Privacy - Many people see the Data Protection Act as inadequate,
since in 1984, when the act was made law, there weren't anything
like the number of personal computers and communications
networks that there are today. Some people are totally unaware of
the act and think that it only applies to large companies or
Job losses - Is it right to develop new systems in the knowledge
that staff will inevitably be made redundant? Should we put
shareholders' dividends and profit before people? These are difficult
questions and ones, which need to be addressed. Everyone has his
or her own opinion on this.
Social and ethical considerations for
The Internet provides access to a variety of information on every
topic and this information comes from many different countries
throughout the world.
One problem with the Internet is that all the information is freely
available once the user is connected.
There are news areas on the Internet, which contain large amounts
of illegal pornographic material.
Governments have the problem of finding a way of allowing users
to gain access to the Internet but not to any illegal areas.
There is a problem in restricting access. The Internet is a global
system and it is difficult of make laws to control it by single
Another problem with restrictions is that it could lead governments
to begin attempts to censor, legislate and regulate the Internet for
political, cultural and religious reasons.
Social considerations for a cashless
It is far more convenient not to have to use cash
Mortgage and loan repayments, gas, electricity and
phone bills are paid automatically so you don't need to
remember to pay them.
You no longer need to take large sums of money out
of the building society or bank to pay for expensive
items: the risk of being robbed is reduced.
You don't have to queue at the bank, building society
or cash machine to get money out.
Credit cards allow people to buy goods and then
decide whether to pay for them at the end of the month
or obtain them on credit, paying a proportion each
Social considerations for a cashless
Credit is normally given only to people who are working
and have a steady source of income, so certain people
won't be able to get it.

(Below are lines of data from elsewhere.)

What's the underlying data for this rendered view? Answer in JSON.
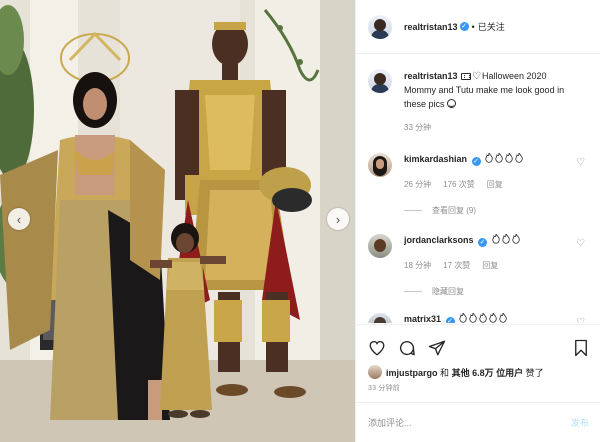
{
  "header": {
    "username": "realtristan13",
    "verified_mark": "✓",
    "separator": "•",
    "follow_label": "已关注"
  },
  "caption": {
    "username": "realtristan13",
    "text_after_icons": "Halloween 2020",
    "body": "Mommy and Tutu make me look good in these pics",
    "time": "33 分钟"
  },
  "comments": [
    {
      "username": "kimkardashian",
      "icons": [
        "fire-emoji",
        "fire-emoji",
        "fire-emoji",
        "fire-emoji"
      ],
      "time": "26 分钟",
      "likes": "176 次赞",
      "reply": "回复",
      "view_replies": "查看回复 (9)"
    },
    {
      "username": "jordanclarksons",
      "icons": [
        "fire-emoji",
        "fire-emoji",
        "fire-emoji"
      ],
      "time": "18 分钟",
      "likes": "17 次赞",
      "reply": "回复",
      "view_replies": "隐藏回复"
    },
    {
      "username": "matrix31",
      "icons": [
        "fire-emoji",
        "fire-emoji",
        "fire-emoji",
        "fire-emoji",
        "fire-emoji"
      ]
    }
  ],
  "likes": {
    "username": "imjustpargo",
    "conjunction": "和",
    "others": "其他 6.8万 位用户",
    "suffix": "赞了"
  },
  "timestamp": "33 分钟前",
  "comment_box": {
    "placeholder": "添加评论...",
    "post_label": "发布"
  },
  "colors": {
    "accent": "#3897f0",
    "muted_text": "#8e8e8e",
    "post_disabled": "#b2dffc",
    "border": "#efefef"
  }
}
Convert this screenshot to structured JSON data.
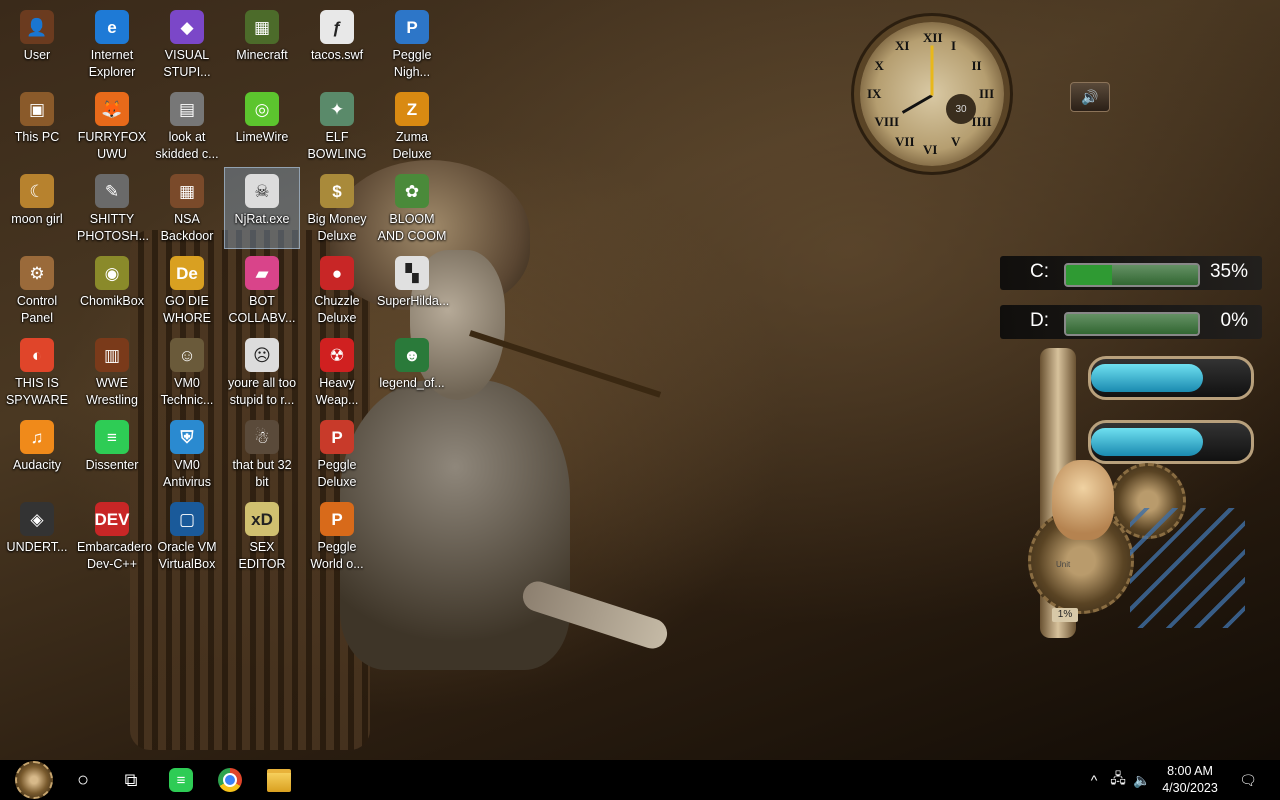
{
  "desktop": {
    "icons": [
      {
        "label": "User",
        "glyph": "👤",
        "color": "#6b3b1f",
        "col": 0,
        "row": 0
      },
      {
        "label": "Internet Explorer",
        "glyph": "e",
        "color": "#1e7ad6",
        "col": 1,
        "row": 0
      },
      {
        "label": "VISUAL STUPI...",
        "glyph": "◆",
        "color": "#7b47c8",
        "col": 2,
        "row": 0
      },
      {
        "label": "Minecraft",
        "glyph": "▦",
        "color": "#4c6b2a",
        "col": 3,
        "row": 0
      },
      {
        "label": "tacos.swf",
        "glyph": "ƒ",
        "color": "#e8e8e8",
        "col": 4,
        "row": 0
      },
      {
        "label": "Peggle Nigh...",
        "glyph": "P",
        "color": "#2d76c8",
        "col": 5,
        "row": 0
      },
      {
        "label": "This PC",
        "glyph": "▣",
        "color": "#8a5a2a",
        "col": 0,
        "row": 1
      },
      {
        "label": "FURRYFOX UWU",
        "glyph": "🦊",
        "color": "#e86a1a",
        "col": 1,
        "row": 1
      },
      {
        "label": "look at skidded c...",
        "glyph": "▤",
        "color": "#777777",
        "col": 2,
        "row": 1
      },
      {
        "label": "LimeWire",
        "glyph": "◎",
        "color": "#5cc52e",
        "col": 3,
        "row": 1
      },
      {
        "label": "ELF BOWLING",
        "glyph": "✦",
        "color": "#5a8a6a",
        "col": 4,
        "row": 1
      },
      {
        "label": "Zuma Deluxe",
        "glyph": "Z",
        "color": "#d98a12",
        "col": 5,
        "row": 1
      },
      {
        "label": "moon girl",
        "glyph": "☾",
        "color": "#b7822e",
        "col": 0,
        "row": 2
      },
      {
        "label": "SHITTY PHOTOSH...",
        "glyph": "✎",
        "color": "#6a6a6a",
        "col": 1,
        "row": 2
      },
      {
        "label": "NSA Backdoor",
        "glyph": "▦",
        "color": "#7a4a2a",
        "col": 2,
        "row": 2
      },
      {
        "label": "NjRat.exe",
        "glyph": "☠",
        "color": "#dcdcdc",
        "col": 3,
        "row": 2,
        "selected": true
      },
      {
        "label": "Big Money Deluxe",
        "glyph": "$",
        "color": "#a98a3a",
        "col": 4,
        "row": 2
      },
      {
        "label": "BLOOM AND COOM",
        "glyph": "✿",
        "color": "#4a8a3a",
        "col": 5,
        "row": 2
      },
      {
        "label": "Control Panel",
        "glyph": "⚙",
        "color": "#9a6a3a",
        "col": 0,
        "row": 3
      },
      {
        "label": "ChomikBox",
        "glyph": "◉",
        "color": "#8a8a2a",
        "col": 1,
        "row": 3
      },
      {
        "label": "GO DIE WHORE",
        "glyph": "De",
        "color": "#d9a021",
        "col": 2,
        "row": 3
      },
      {
        "label": "BOT COLLABV...",
        "glyph": "▰",
        "color": "#d9448a",
        "col": 3,
        "row": 3
      },
      {
        "label": "Chuzzle Deluxe",
        "glyph": "●",
        "color": "#c82626",
        "col": 4,
        "row": 3
      },
      {
        "label": "SuperHilda...",
        "glyph": "▚",
        "color": "#e0e0e0",
        "col": 5,
        "row": 3
      },
      {
        "label": "THIS IS SPYWARE",
        "glyph": "◐",
        "color": "#e0452a",
        "col": 0,
        "row": 4
      },
      {
        "label": "WWE Wrestling",
        "glyph": "▥",
        "color": "#7a3a1a",
        "col": 1,
        "row": 4
      },
      {
        "label": "VM0 Technic...",
        "glyph": "☺",
        "color": "#6a5a3a",
        "col": 2,
        "row": 4
      },
      {
        "label": "youre all too stupid to r...",
        "glyph": "☹",
        "color": "#dcdcdc",
        "col": 3,
        "row": 4
      },
      {
        "label": "Heavy Weap...",
        "glyph": "☢",
        "color": "#d02020",
        "col": 4,
        "row": 4
      },
      {
        "label": "legend_of...",
        "glyph": "☻",
        "color": "#2a7a3a",
        "col": 5,
        "row": 4
      },
      {
        "label": "Audacity",
        "glyph": "♫",
        "color": "#f08a1a",
        "col": 0,
        "row": 5
      },
      {
        "label": "Dissenter",
        "glyph": "≡",
        "color": "#2ecc55",
        "col": 1,
        "row": 5
      },
      {
        "label": "VM0 Antivirus",
        "glyph": "⛨",
        "color": "#2a8ad0",
        "col": 2,
        "row": 5
      },
      {
        "label": "that but 32 bit",
        "glyph": "☃",
        "color": "#5a4a3a",
        "col": 3,
        "row": 5
      },
      {
        "label": "Peggle Deluxe",
        "glyph": "P",
        "color": "#c83a2a",
        "col": 4,
        "row": 5
      },
      {
        "label": "UNDERT...",
        "glyph": "◈",
        "color": "#333333",
        "col": 0,
        "row": 6
      },
      {
        "label": "Embarcadero Dev-C++",
        "glyph": "DEV",
        "color": "#c82626",
        "col": 1,
        "row": 6
      },
      {
        "label": "Oracle VM VirtualBox",
        "glyph": "▢",
        "color": "#1a5a9a",
        "col": 2,
        "row": 6
      },
      {
        "label": "SEX EDITOR",
        "glyph": "xD",
        "color": "#d0c070",
        "col": 3,
        "row": 6
      },
      {
        "label": "Peggle World o...",
        "glyph": "P",
        "color": "#d86a1a",
        "col": 4,
        "row": 6
      }
    ]
  },
  "clock_gadget": {
    "numerals": [
      "XII",
      "I",
      "II",
      "III",
      "IIII",
      "V",
      "VI",
      "VII",
      "VIII",
      "IX",
      "X",
      "XI"
    ],
    "sub_dial": "30",
    "hour": 8,
    "minute": 0
  },
  "speaker_widget": {
    "icon": "speaker-icon",
    "glyph": "🔊"
  },
  "drives": [
    {
      "letter": "C:",
      "percent_text": "35%",
      "used_fraction": 0.35
    },
    {
      "letter": "D:",
      "percent_text": "0%",
      "used_fraction": 0.0
    }
  ],
  "pipe_meter": {
    "gauges": [
      0.7,
      0.7
    ],
    "unit_label": "Unit",
    "percent_text": "1%"
  },
  "taskbar": {
    "start": {
      "icon": "start-gear-icon"
    },
    "search": {
      "icon": "cortana-circle-icon",
      "glyph": "○"
    },
    "task_view": {
      "icon": "task-view-icon",
      "glyph": "⧉"
    },
    "pinned": [
      {
        "name": "dissenter",
        "glyph": "≡",
        "color": "#2ecc55"
      },
      {
        "name": "chrome",
        "glyph": "◐",
        "color": "#e0452a"
      },
      {
        "name": "file-explorer",
        "glyph": "▭",
        "color": "#e8b23a"
      }
    ],
    "tray": {
      "chevron": "^",
      "network": "🖧",
      "volume": "🔈",
      "time": "8:00 AM",
      "date": "4/30/2023",
      "notifications": "🗨"
    }
  }
}
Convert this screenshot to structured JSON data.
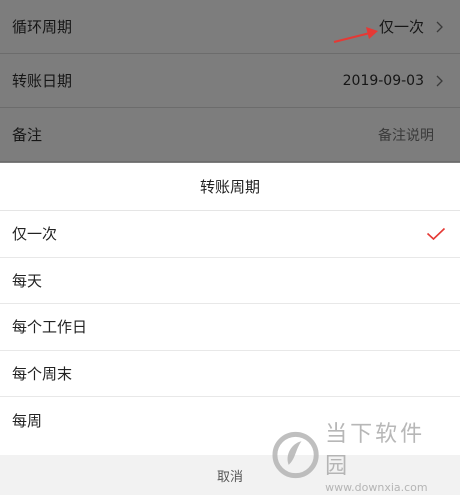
{
  "form": {
    "rows": [
      {
        "label": "循环周期",
        "value": "仅一次"
      },
      {
        "label": "转账日期",
        "value": "2019-09-03"
      },
      {
        "label": "备注",
        "placeholder": "备注说明"
      }
    ]
  },
  "sheet": {
    "title": "转账周期",
    "options": [
      {
        "label": "仅一次",
        "selected": true
      },
      {
        "label": "每天",
        "selected": false
      },
      {
        "label": "每个工作日",
        "selected": false
      },
      {
        "label": "每个周末",
        "selected": false
      },
      {
        "label": "每周",
        "selected": false
      }
    ],
    "cancel_label": "取消"
  },
  "watermark": {
    "name": "当下软件园",
    "url": "www.downxia.com"
  },
  "colors": {
    "check": "#e53935",
    "annotation_arrow": "#e53935",
    "overlay": "#7d7d7d"
  }
}
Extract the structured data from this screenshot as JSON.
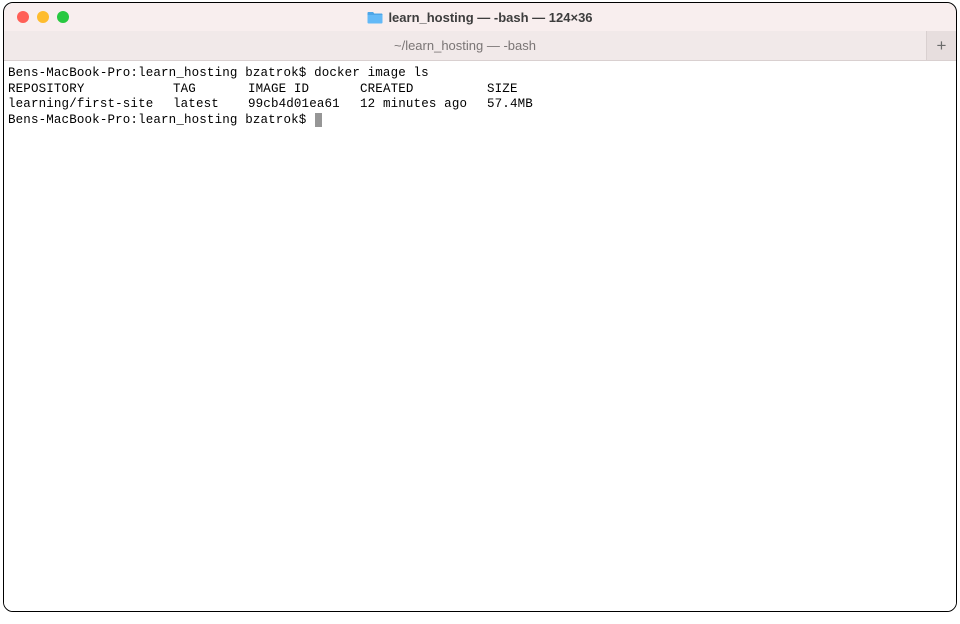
{
  "window": {
    "title": "learn_hosting — -bash — 124×36"
  },
  "tab": {
    "label": "~/learn_hosting — -bash"
  },
  "terminal": {
    "line1_prompt": "Bens-MacBook-Pro:learn_hosting bzatrok$ ",
    "line1_cmd": "docker image ls",
    "headers": {
      "repository": "REPOSITORY",
      "tag": "TAG",
      "image_id": "IMAGE ID",
      "created": "CREATED",
      "size": "SIZE"
    },
    "row1": {
      "repository": "learning/first-site",
      "tag": "latest",
      "image_id": "99cb4d01ea61",
      "created": "12 minutes ago",
      "size": "57.4MB"
    },
    "line4_prompt": "Bens-MacBook-Pro:learn_hosting bzatrok$ "
  },
  "chart_data": {
    "type": "table",
    "title": "docker image ls",
    "columns": [
      "REPOSITORY",
      "TAG",
      "IMAGE ID",
      "CREATED",
      "SIZE"
    ],
    "rows": [
      [
        "learning/first-site",
        "latest",
        "99cb4d01ea61",
        "12 minutes ago",
        "57.4MB"
      ]
    ]
  }
}
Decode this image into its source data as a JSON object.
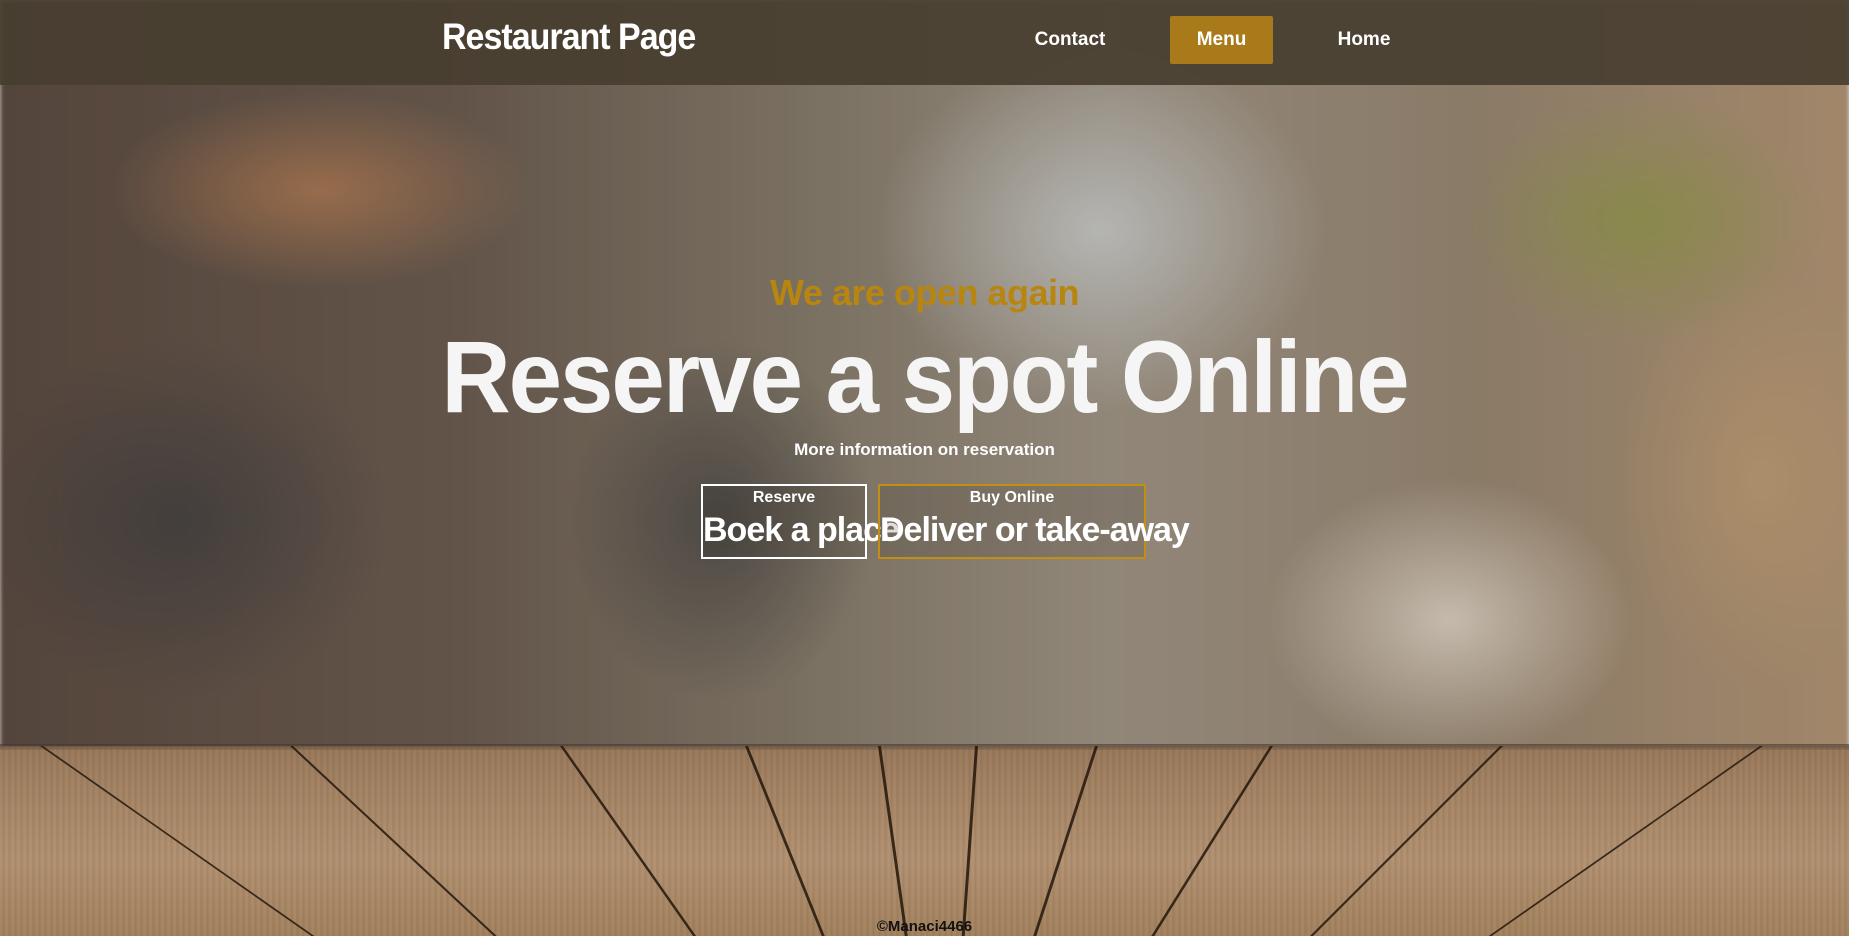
{
  "header": {
    "brand": "Restaurant Page",
    "nav": [
      {
        "label": "Contact",
        "active": false
      },
      {
        "label": "Menu",
        "active": true
      },
      {
        "label": "Home",
        "active": false
      }
    ]
  },
  "hero": {
    "eyebrow": "We are open again",
    "title": "Reserve a spot Online",
    "subtitle": "More information on reservation",
    "actions": [
      {
        "small_label": "Reserve",
        "big_label": "Boek a place"
      },
      {
        "small_label": "Buy Online",
        "big_label": "Deliver or take-away"
      }
    ]
  },
  "footer": {
    "credit": "©Manaci4466"
  },
  "colors": {
    "accent": "#a97a1a",
    "eyebrow": "#b8860f",
    "header_bg": "#483e30"
  }
}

It is possible for people to spend more than they can
really afford so they can easily get into debt.
More information is kept about individuals. Inevitably
some of this will be incorrect and lead to people
wrongly being refused cash or credit cards.
It is harder for people to keep track of how much they
have spent, since statements are usually sent only once
a month, although statements can usually be obtained
more frequently if they are requested.
IT can be used to help prevent crime and the systems employed include the following.
Speed camera systems and camera systems, which detect cars jumping red lights.
Computer controlled camera systems deter violent crime in many city centres.
Tagging systems on bikes, cars and other property reduces the chances of them
Computer controlled house security systems deter some burglars.
IT can be used to catch criminals and some of the ways it can do this are as follows:
The Police National Computer (PNC) is used to hold details of all crimes committed
The National Criminal Intelligence System is a computer system used to piece
together information about individual criminals and their illegal activities.
The computer can interact with the data supplied by Interpol, the PNC, Customs
and Excise, the Inland Revenue, and the bank and building society computers.
This system is used to gather material on organised crimes such as drug
DNA profiling and fingerprinting systems enables valuable, and often conclusive,
evidence to be collected.
Police headquarters computers for each police force are used in the day-to-day
administration of all the usual police work.
Problems with the Police National
There is a risk that illegal access to the PNC could
allow people outside the police force to gain information.
There are worries that the running of the PNC will be
passed over to a private company.
The PNC contains criminal records, details of wanted
or dangerous people, disqualified drivers, stolen cars
and guns and also the records of 30 million motorists.
Some files indicate that a person is HIV positive
Information on the PNC might be incorrect and this
could stop someone getting a job or could even result in
a person being wrongly arrested for a crime.